Look through the records, and whenever a line includes the word "right", copy it.
### TASK INPUT
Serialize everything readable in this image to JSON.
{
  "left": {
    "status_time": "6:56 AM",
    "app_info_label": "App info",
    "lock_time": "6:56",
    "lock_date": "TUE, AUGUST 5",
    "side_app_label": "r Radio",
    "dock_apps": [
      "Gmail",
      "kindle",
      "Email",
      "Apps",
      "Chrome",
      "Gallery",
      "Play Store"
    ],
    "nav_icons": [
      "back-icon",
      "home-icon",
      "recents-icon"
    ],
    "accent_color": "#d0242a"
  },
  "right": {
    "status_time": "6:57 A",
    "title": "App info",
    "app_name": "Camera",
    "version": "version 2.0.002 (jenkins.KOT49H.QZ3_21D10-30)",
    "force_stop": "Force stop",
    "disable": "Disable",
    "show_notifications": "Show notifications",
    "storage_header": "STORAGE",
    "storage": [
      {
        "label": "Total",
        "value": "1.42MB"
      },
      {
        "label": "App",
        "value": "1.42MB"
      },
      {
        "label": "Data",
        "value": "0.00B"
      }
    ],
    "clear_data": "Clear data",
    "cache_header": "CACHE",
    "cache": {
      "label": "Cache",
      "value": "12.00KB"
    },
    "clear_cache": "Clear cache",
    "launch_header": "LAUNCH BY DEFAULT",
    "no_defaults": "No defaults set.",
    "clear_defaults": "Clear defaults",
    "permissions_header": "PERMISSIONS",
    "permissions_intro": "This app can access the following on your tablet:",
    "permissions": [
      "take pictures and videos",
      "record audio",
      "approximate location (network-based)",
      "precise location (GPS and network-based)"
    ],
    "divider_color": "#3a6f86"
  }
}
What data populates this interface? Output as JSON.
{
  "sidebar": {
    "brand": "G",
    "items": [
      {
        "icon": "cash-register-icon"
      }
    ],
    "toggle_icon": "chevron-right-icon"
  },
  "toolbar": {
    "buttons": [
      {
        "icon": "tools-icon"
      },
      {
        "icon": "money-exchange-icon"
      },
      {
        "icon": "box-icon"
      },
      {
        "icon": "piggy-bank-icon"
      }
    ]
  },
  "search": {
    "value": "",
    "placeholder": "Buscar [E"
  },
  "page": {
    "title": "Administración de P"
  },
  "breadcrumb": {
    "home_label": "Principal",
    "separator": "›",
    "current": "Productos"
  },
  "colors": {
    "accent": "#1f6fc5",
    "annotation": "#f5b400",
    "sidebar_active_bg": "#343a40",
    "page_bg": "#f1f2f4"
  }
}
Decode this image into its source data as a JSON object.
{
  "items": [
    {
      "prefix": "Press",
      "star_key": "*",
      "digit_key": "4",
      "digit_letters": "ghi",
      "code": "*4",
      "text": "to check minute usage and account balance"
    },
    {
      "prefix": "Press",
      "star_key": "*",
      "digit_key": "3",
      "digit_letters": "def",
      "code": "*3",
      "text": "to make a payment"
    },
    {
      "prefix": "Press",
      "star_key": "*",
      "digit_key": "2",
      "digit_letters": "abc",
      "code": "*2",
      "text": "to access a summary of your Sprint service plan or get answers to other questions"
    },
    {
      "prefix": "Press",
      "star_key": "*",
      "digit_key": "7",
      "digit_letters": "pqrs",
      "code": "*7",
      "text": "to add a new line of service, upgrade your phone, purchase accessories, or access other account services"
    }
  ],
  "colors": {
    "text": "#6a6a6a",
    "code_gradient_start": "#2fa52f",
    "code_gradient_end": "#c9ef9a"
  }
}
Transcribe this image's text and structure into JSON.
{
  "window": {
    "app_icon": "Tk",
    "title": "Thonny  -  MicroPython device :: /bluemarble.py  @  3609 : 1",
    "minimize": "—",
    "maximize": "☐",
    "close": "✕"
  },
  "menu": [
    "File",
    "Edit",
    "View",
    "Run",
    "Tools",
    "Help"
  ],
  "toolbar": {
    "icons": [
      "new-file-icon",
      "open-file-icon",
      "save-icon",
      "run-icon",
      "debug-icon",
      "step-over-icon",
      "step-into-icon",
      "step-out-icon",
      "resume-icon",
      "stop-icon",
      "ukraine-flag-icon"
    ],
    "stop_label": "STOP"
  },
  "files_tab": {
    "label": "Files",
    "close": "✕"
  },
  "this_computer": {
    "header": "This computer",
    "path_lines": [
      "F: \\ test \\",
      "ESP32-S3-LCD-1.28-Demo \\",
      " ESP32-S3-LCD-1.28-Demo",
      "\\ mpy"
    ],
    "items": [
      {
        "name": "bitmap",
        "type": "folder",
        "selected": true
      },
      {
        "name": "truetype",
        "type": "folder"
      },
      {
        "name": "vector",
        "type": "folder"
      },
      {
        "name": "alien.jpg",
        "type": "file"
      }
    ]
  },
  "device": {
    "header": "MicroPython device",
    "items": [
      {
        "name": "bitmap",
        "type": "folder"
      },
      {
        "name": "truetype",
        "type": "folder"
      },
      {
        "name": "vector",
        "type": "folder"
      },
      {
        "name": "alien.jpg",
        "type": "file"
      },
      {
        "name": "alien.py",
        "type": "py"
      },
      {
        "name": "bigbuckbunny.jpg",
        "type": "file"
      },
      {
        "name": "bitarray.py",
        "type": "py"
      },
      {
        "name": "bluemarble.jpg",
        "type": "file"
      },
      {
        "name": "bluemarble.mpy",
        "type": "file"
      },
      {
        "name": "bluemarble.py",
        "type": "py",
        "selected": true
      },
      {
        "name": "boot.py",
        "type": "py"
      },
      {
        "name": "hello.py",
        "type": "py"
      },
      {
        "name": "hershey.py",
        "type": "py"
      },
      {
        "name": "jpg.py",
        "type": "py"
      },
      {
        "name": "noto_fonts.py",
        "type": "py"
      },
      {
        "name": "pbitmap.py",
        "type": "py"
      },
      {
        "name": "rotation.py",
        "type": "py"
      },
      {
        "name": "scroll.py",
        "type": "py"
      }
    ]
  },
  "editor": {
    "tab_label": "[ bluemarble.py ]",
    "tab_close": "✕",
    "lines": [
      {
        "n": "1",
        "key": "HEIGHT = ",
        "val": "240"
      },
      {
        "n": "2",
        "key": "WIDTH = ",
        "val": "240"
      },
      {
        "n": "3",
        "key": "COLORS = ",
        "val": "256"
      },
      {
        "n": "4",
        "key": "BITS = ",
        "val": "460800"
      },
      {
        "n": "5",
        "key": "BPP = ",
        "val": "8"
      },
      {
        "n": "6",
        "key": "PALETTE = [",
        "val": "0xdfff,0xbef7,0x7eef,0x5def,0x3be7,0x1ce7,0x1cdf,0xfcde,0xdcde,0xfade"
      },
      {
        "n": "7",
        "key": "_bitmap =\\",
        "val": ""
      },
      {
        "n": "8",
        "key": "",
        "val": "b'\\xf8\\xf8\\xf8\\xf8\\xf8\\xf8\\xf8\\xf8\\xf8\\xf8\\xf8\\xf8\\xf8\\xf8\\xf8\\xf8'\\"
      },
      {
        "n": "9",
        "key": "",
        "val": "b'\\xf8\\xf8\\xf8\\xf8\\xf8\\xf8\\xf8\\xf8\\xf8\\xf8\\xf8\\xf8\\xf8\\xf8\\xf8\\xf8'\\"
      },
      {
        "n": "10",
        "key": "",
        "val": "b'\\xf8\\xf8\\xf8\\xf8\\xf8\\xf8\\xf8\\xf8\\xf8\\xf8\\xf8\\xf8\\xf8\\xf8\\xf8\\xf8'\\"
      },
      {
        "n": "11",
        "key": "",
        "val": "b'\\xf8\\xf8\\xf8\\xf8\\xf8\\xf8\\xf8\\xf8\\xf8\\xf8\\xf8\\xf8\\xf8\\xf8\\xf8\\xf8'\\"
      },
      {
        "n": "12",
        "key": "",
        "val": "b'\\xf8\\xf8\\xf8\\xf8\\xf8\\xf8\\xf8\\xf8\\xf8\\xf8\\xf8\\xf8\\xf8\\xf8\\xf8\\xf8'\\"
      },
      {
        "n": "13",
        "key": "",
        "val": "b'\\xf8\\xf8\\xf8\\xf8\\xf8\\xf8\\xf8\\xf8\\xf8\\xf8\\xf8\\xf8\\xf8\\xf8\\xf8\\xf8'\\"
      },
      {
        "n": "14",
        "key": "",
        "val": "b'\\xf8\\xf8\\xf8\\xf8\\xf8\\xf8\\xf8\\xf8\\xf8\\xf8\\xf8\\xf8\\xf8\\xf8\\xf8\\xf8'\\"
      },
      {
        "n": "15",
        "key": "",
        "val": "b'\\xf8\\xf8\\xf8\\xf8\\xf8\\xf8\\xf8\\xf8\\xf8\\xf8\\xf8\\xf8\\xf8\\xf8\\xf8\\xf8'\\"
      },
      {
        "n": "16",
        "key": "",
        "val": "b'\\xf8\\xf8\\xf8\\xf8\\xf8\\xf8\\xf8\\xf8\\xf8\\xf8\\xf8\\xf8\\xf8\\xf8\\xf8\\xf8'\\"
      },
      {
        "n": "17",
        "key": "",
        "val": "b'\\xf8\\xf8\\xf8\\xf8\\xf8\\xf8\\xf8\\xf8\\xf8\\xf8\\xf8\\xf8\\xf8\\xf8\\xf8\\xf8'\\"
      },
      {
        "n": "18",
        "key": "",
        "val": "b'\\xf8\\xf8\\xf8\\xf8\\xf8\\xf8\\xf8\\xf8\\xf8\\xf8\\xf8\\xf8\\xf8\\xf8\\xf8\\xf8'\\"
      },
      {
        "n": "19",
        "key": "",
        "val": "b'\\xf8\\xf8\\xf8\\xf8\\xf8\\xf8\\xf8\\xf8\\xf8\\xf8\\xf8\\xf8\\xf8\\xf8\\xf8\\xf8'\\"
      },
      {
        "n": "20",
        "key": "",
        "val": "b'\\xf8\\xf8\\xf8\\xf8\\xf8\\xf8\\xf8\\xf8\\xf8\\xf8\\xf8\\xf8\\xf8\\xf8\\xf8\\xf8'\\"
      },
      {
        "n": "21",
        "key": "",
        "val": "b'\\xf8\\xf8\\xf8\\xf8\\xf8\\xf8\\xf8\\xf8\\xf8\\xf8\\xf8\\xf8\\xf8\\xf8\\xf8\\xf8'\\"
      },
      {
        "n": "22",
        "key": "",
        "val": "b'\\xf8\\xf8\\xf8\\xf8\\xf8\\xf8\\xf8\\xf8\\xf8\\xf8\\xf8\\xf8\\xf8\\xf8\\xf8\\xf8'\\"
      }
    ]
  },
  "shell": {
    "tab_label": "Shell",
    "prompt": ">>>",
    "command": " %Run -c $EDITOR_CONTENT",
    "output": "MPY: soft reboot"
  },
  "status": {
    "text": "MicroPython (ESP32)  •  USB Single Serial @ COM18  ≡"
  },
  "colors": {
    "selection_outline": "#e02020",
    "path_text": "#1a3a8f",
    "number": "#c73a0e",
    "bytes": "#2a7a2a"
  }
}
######
## EXERCISE ANSWER
  "right": {
    "toggle_icon": "chevron-right-icon"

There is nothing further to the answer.